While she was known for her precision, her husband always admired her adventurous spirit. When the opportunity came for her to vocal coach Green Day’s “American Idiot” at Fresno City College, people asked if she really wanted to do such a hard-edged show, her husband says.

She took the challenge, even though she joked she should use her maiden name. (The vocals were great in that show, too.)

Watkins Photo Archive Project

‘New Wrinkles’ cast members celebrate the legacy of Rebecca Sarkisian.

For the folks in “New Wrinkles,” the first performances after hearing the news about Mrs. Sarkisian were hard.
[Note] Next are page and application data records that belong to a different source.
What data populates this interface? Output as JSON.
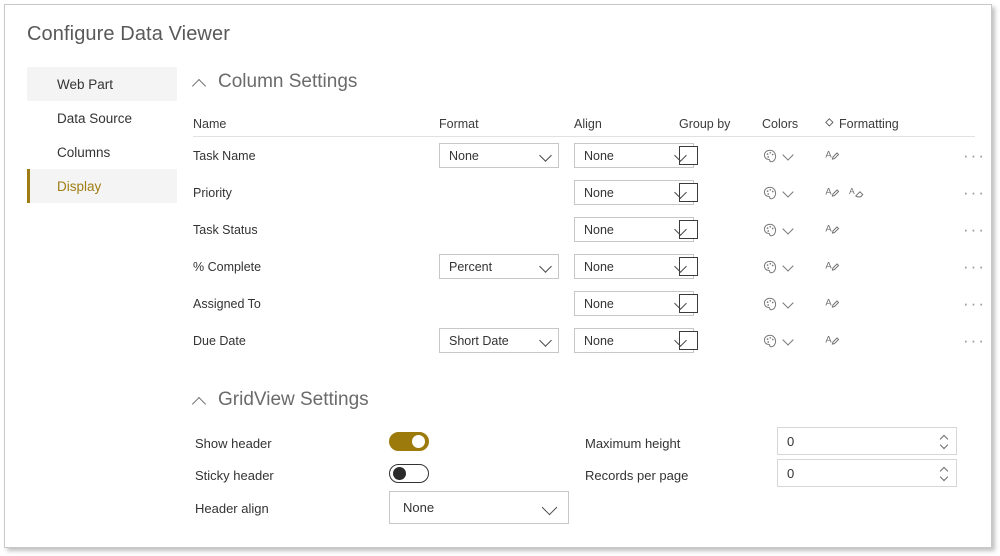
{
  "window": {
    "title": "Configure Data Viewer"
  },
  "sidebar": {
    "items": [
      {
        "label": "Web Part",
        "selected": false,
        "shaded": true
      },
      {
        "label": "Data Source",
        "selected": false,
        "shaded": false
      },
      {
        "label": "Columns",
        "selected": false,
        "shaded": false
      },
      {
        "label": "Display",
        "selected": true,
        "shaded": true
      }
    ]
  },
  "column_settings": {
    "section_title": "Column Settings",
    "collapsed": false,
    "headers": {
      "name": "Name",
      "format": "Format",
      "align": "Align",
      "group_by": "Group by",
      "colors": "Colors",
      "formatting": "Formatting"
    },
    "rows": [
      {
        "name": "Task Name",
        "format": "None",
        "has_format": true,
        "align": "None",
        "group_by": false,
        "formatting_icons": 1
      },
      {
        "name": "Priority",
        "format": "",
        "has_format": false,
        "align": "None",
        "group_by": false,
        "formatting_icons": 2
      },
      {
        "name": "Task Status",
        "format": "",
        "has_format": false,
        "align": "None",
        "group_by": false,
        "formatting_icons": 1
      },
      {
        "name": "% Complete",
        "format": "Percent",
        "has_format": true,
        "align": "None",
        "group_by": false,
        "formatting_icons": 1
      },
      {
        "name": "Assigned To",
        "format": "",
        "has_format": false,
        "align": "None",
        "group_by": false,
        "formatting_icons": 1
      },
      {
        "name": "Due Date",
        "format": "Short Date",
        "has_format": true,
        "align": "None",
        "group_by": false,
        "formatting_icons": 1
      }
    ],
    "row_menu_label": "···"
  },
  "gridview_settings": {
    "section_title": "GridView Settings",
    "collapsed": false,
    "show_header": {
      "label": "Show header",
      "value": true
    },
    "sticky_header": {
      "label": "Sticky header",
      "value": false
    },
    "header_align": {
      "label": "Header align",
      "value": "None"
    },
    "maximum_height": {
      "label": "Maximum height",
      "value": "0"
    },
    "records_per_page": {
      "label": "Records per page",
      "value": "0"
    }
  },
  "colors": {
    "accent": "#9c7a0c",
    "selected_text": "#a07d14",
    "title_text": "#595959",
    "body_text": "#333333",
    "icon_grey": "#6b6b6b",
    "border_grey": "#c7c7c7"
  }
}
Director David Bonetto wrote on Facebook about the night before she died: “I felt her spirit Wednesday night at dress rehearsal. She was ever present. Giving me strength to push through and make this show happen. She hung on to see the dream become exactly as we talked for months, actually a year to the day, and countless hours on. I am beyond grateful.”

You can say, finally, that the timing of her death also had a certain eloquence. Parsons notes Mrs. Sarkisian’s deeply held religious beliefs and is comforted by them.
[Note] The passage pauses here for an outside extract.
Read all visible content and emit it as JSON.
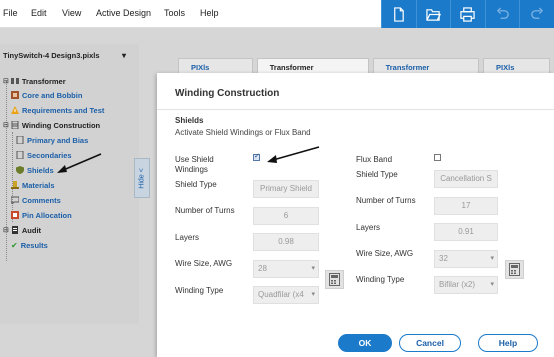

“One of our friends said that our opening day was her opening day — with Jesus,” she says.

•    •    •

Services will be held 10 a.m. Tuesday, June 4, at St. Anthony of Padua Catholic Church.


Scholarship info

The cast of ‘New Wrinkles’ and the FCC Music Department have started a memorial scholarship in her name to honor her legacy. If you would like to donate, follow this link, scroll to the ‘OTHER’ designation and type in ‘Rebecca Sarkisian Memorial Scholarship.’ You can also call the Foundation directly at: 559-243-7500.

Covering the arts online in the central San Joaquin Valley and beyond. Lover of theater, classical music, visual arts, the literary arts and all creative endeavors. Former Fresno Bee arts critic and columnist. Graduate of Columbia University and Cal Poly San Luis Obispo. Excited to be exploring the new world of arts journalism.

donaldfresnoarts@gmail.com

Comments (5)

  • Gary Unruh

    Thank you, Donald, for this article and for your continuing exceptional contribution to the arts in Fresno. I have wonderful memories of Becky and David.

    reply
  • Judy Irvine

    We loved her so. We had taken her beginning voice class at FCC just for fun. When she became vocal director for New Wrinkles we rejoined the cast, just to get to work with her. She was such a good team director.

    reply
  • Brigid de Jong

    Thank you for this beautiful article. I didn’t really know Becky until she joined the NATS chapter we formed here a few years ago, but I knew even before I met her that she was a wonderful teacher from the students we would get at Fresno State who had studied with her. She was a huge asset to the arts community, and a dear, kind person. She will be very much missed.

    reply
  • Joel Abels

    She was an incredible woman. So talented, so giving and such an incredible human. I will be forever grateful to have had the opportunity to perform with her and to have had her work with our performers. She knew her stuff and always got the best work out of actors because she was passionate in all that she did. There was such respect showered upon her. She was specific and direct but in such a loving way. I will miss her jam. She made the BEST jam. I will miss my friend. Thank you Becky. ❤️

    reply
  • Thank you for this excellent tribute. Becky was a great joy! I learned much from her in the (much too short) time I was privileged to work under her direction in New Wrinkles.

    reply

Leave a Reply